Pressure distribution around the thermal envelope - a parametric study of the impact from wind and temperature on contaminant transport within a building
Paper i proceeding, 2020
Several school buildings in Sweden have indoor air quality problems. The contaminant source is often assumed to come from within the construction, for example from the crawl space or attic space. Contaminants, in these cases, are transported by air leaking between compartments in the building. Here, the driving force for the air leakage is difference in pressure and, therefore, determining pressure also determines the direction of contaminant transport.
In many cases, measures to improve the air quality are taken without a thorough understanding of how it might affect the pressure distribution in the building. In this paper a numerical model is used to examine how different climate scenarios and different building configurations affect the leakage and contaminant transport in a building with a crawl space.
Results show that for leaky buildings the ventilation rate increases with increased wind and therefore the contaminant concentration decreases. The worst scenario in terms of high contaminant concentration is mild days with little wind.
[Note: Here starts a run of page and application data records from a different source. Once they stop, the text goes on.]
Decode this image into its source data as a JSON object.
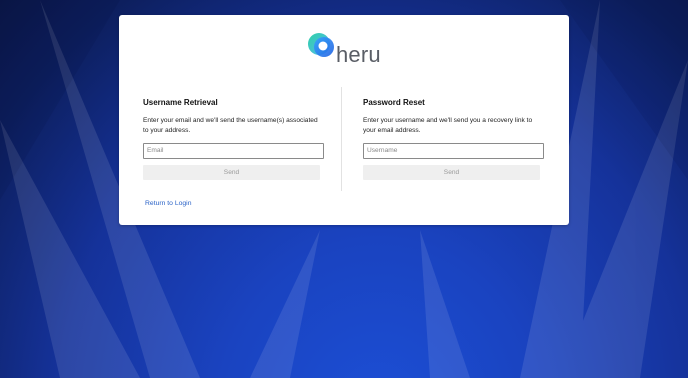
{
  "brand": {
    "name": "heru",
    "logo_icon": "heru-logo-icon"
  },
  "username_retrieval": {
    "title": "Username Retrieval",
    "description": "Enter your email and we'll send the username(s) associated to your address.",
    "input_value": "",
    "input_placeholder": "Email",
    "button_label": "Send"
  },
  "password_reset": {
    "title": "Password Reset",
    "description": "Enter your username and we'll send you a recovery link to your email address.",
    "input_value": "",
    "input_placeholder": "Username",
    "button_label": "Send"
  },
  "footer": {
    "return_link": "Return to Login"
  },
  "colors": {
    "background": "#1a43c0",
    "card": "#ffffff",
    "link": "#2b63c7",
    "button_bg": "#efefef",
    "button_text": "#9a9a9a"
  }
}
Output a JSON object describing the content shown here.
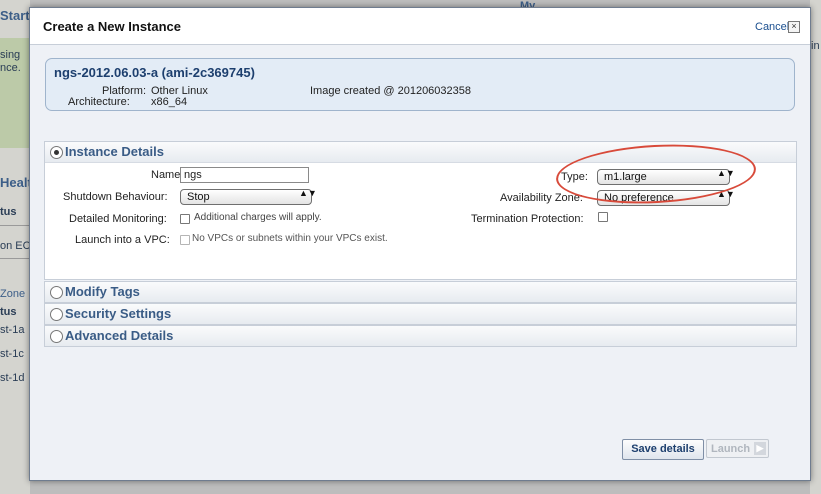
{
  "background": {
    "frag_started": "Start",
    "frag_sing": "sing",
    "frag_nce": "nce.",
    "frag_health": "Healt",
    "frag_tus1": "tus",
    "frag_on_ec": "on EC",
    "frag_zone": "Zone",
    "frag_tus2": "tus",
    "frag_st1a": "st-1a",
    "frag_st1c": "st-1c",
    "frag_st1d": "st-1d",
    "frag_my": "My",
    "frag_in": "in"
  },
  "dialog": {
    "title": "Create a New Instance",
    "cancel_label": "Cancel",
    "close_glyph": "×"
  },
  "ami": {
    "title": "ngs-2012.06.03-a (ami-2c369745)",
    "platform_label": "Platform:",
    "platform_value": "Other Linux",
    "image_created": "Image created @ 201206032358",
    "architecture_label": "Architecture:",
    "architecture_value": "x86_64"
  },
  "instance_details": {
    "header": "Instance Details",
    "name_label": "Name:",
    "name_value": "ngs",
    "shutdown_label": "Shutdown Behaviour:",
    "shutdown_value": "Stop",
    "monitoring_label": "Detailed Monitoring:",
    "monitoring_note": "Additional charges will apply.",
    "vpc_label": "Launch into a VPC:",
    "vpc_note": "No VPCs or subnets within your VPCs exist.",
    "type_label": "Type:",
    "type_value": "m1.large",
    "az_label": "Availability Zone:",
    "az_value": "No preference",
    "termination_label": "Termination Protection:"
  },
  "sections": {
    "modify_tags": "Modify Tags",
    "security_settings": "Security Settings",
    "advanced_details": "Advanced Details"
  },
  "footer": {
    "save_label": "Save details",
    "launch_label": "Launch",
    "launch_arrow": "▶"
  },
  "glyphs": {
    "select_arrows": "▲▼"
  },
  "colors": {
    "accent": "#3a5c86",
    "annotation": "#d84a3a"
  }
}
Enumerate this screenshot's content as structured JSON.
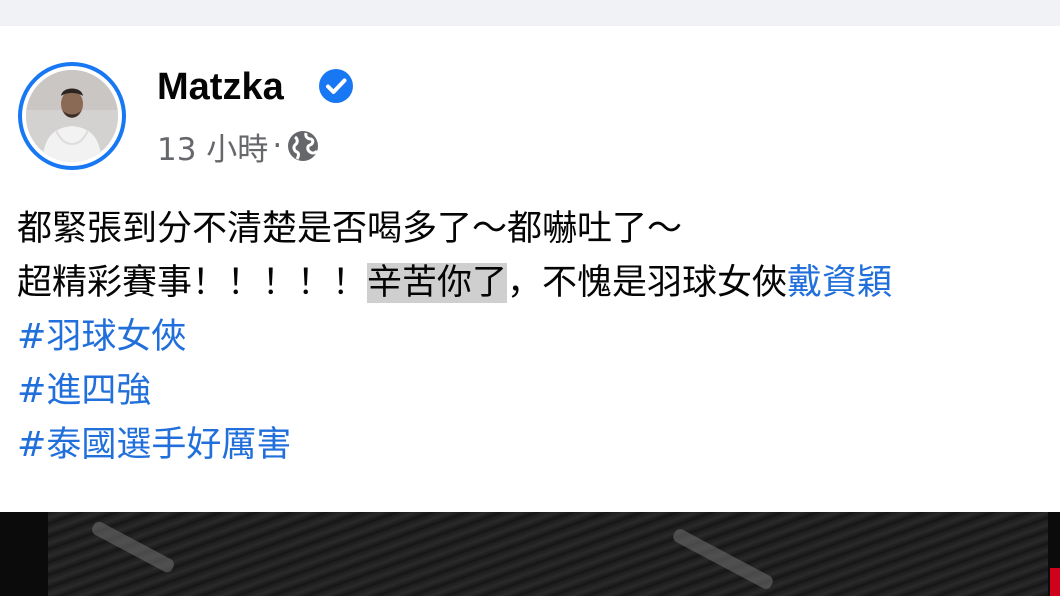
{
  "post": {
    "author": {
      "name": "Matzka",
      "verified": true,
      "avatar_icon": "person-avatar",
      "ring_color": "#1877f2"
    },
    "time": "13 小時",
    "separator": "·",
    "privacy_icon": "globe-icon",
    "text": {
      "line1": "都緊張到分不清楚是否喝多了～都嚇吐了～",
      "line2_part1": "超精彩賽事！！！！！",
      "line2_highlight": "辛苦你了",
      "line2_part2": "，不愧是羽球女俠",
      "line2_mention": "戴資穎"
    },
    "hashtags": [
      "#羽球女俠",
      "#進四強",
      "#泰國選手好厲害"
    ]
  },
  "colors": {
    "link": "#216fdb",
    "text": "#050505",
    "meta": "#65676b",
    "background": "#f0f2f5",
    "verified": "#1877f2"
  }
}
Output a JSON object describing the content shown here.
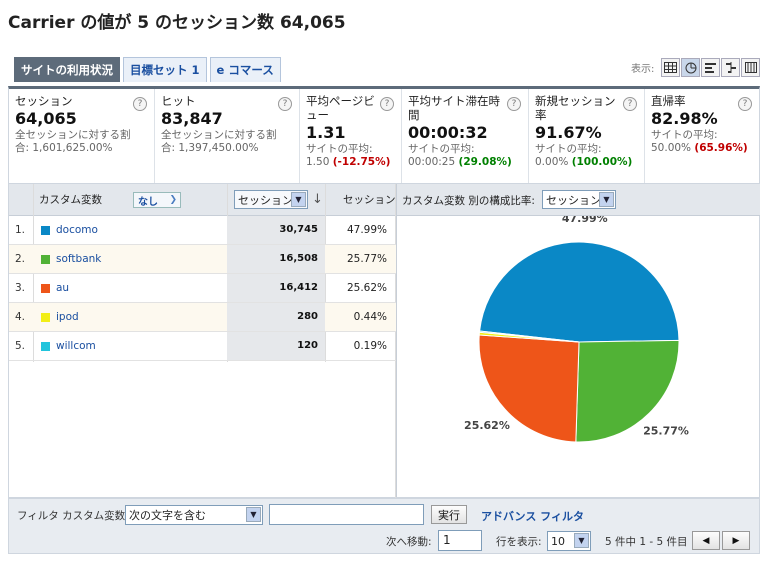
{
  "page_title": "Carrier の値が 5 のセッション数 64,065",
  "tabs": [
    {
      "label": "サイトの利用状況",
      "active": true
    },
    {
      "label": "目標セット 1",
      "active": false
    },
    {
      "label": "e コマース",
      "active": false
    }
  ],
  "display_label": "表示:",
  "view_icons": [
    "table-view-icon",
    "pie-view-icon",
    "performance-view-icon",
    "comparison-view-icon",
    "pivot-view-icon"
  ],
  "metrics": [
    {
      "label": "セッション",
      "value": "64,065",
      "sub1": "全セッションに対する割",
      "sub2": "合: 1,601,625.00%"
    },
    {
      "label": "ヒット",
      "value": "83,847",
      "sub1": "全セッションに対する割",
      "sub2": "合: 1,397,450.00%"
    },
    {
      "label": "平均ページビュー",
      "value": "1.31",
      "sub1": "サイトの平均:",
      "sub2_base": "1.50",
      "sub2_delta": "(-12.75%)",
      "delta_color": "#c00000"
    },
    {
      "label": "平均サイト滞在時間",
      "value": "00:00:32",
      "sub1": "サイトの平均:",
      "sub2_base": "00:00:25",
      "sub2_delta": "(29.08%)",
      "delta_color": "#008000"
    },
    {
      "label": "新規セッション率",
      "value": "91.67%",
      "sub1": "サイトの平均:",
      "sub2_base": "0.00%",
      "sub2_delta": "(100.00%)",
      "delta_color": "#008000"
    },
    {
      "label": "直帰率",
      "value": "82.98%",
      "sub1": "サイトの平均:",
      "sub2_base": "50.00%",
      "sub2_delta": "(65.96%)",
      "delta_color": "#c00000"
    }
  ],
  "table": {
    "col_dimension": "カスタム変数",
    "secondary_dimension": "なし",
    "sort_select": "セッション",
    "col_sessions": "セッション",
    "rows": [
      {
        "num": "1.",
        "name": "docomo",
        "color": "#0a88c6",
        "sessions": "30,745",
        "pct": "47.99%"
      },
      {
        "num": "2.",
        "name": "softbank",
        "color": "#51b236",
        "sessions": "16,508",
        "pct": "25.77%"
      },
      {
        "num": "3.",
        "name": "au",
        "color": "#ee5519",
        "sessions": "16,412",
        "pct": "25.62%"
      },
      {
        "num": "4.",
        "name": "ipod",
        "color": "#f2ee16",
        "sessions": "280",
        "pct": "0.44%"
      },
      {
        "num": "5.",
        "name": "willcom",
        "color": "#21c4dc",
        "sessions": "120",
        "pct": "0.19%"
      }
    ]
  },
  "chart_header": {
    "label": "カスタム変数 別の構成比率:",
    "select": "セッション"
  },
  "chart_data": {
    "type": "pie",
    "categories": [
      "docomo",
      "softbank",
      "au",
      "ipod",
      "willcom"
    ],
    "values": [
      47.99,
      25.77,
      25.62,
      0.44,
      0.19
    ],
    "colors": [
      "#0a88c6",
      "#51b236",
      "#ee5519",
      "#f2ee16",
      "#21c4dc"
    ],
    "data_labels": [
      "47.99%",
      "25.77%",
      "25.62%",
      "",
      ""
    ]
  },
  "filter": {
    "label": "フィルタ カスタム変数:",
    "condition": "次の文字を含む",
    "value": "",
    "run_button": "実行",
    "advanced_link": "アドバンス フィルタ",
    "goto_label": "次へ移動:",
    "goto_value": "1",
    "rows_label": "行を表示:",
    "rows_value": "10",
    "range_text": "5 件中 1 - 5 件目"
  }
}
Also, when installing an exhaust fan in the crawl space with the purpose to prevent air from leaking from the crawl space to the classroom it is advisable to also consider the airtightness and the climate, not only the pressure difference across the floor.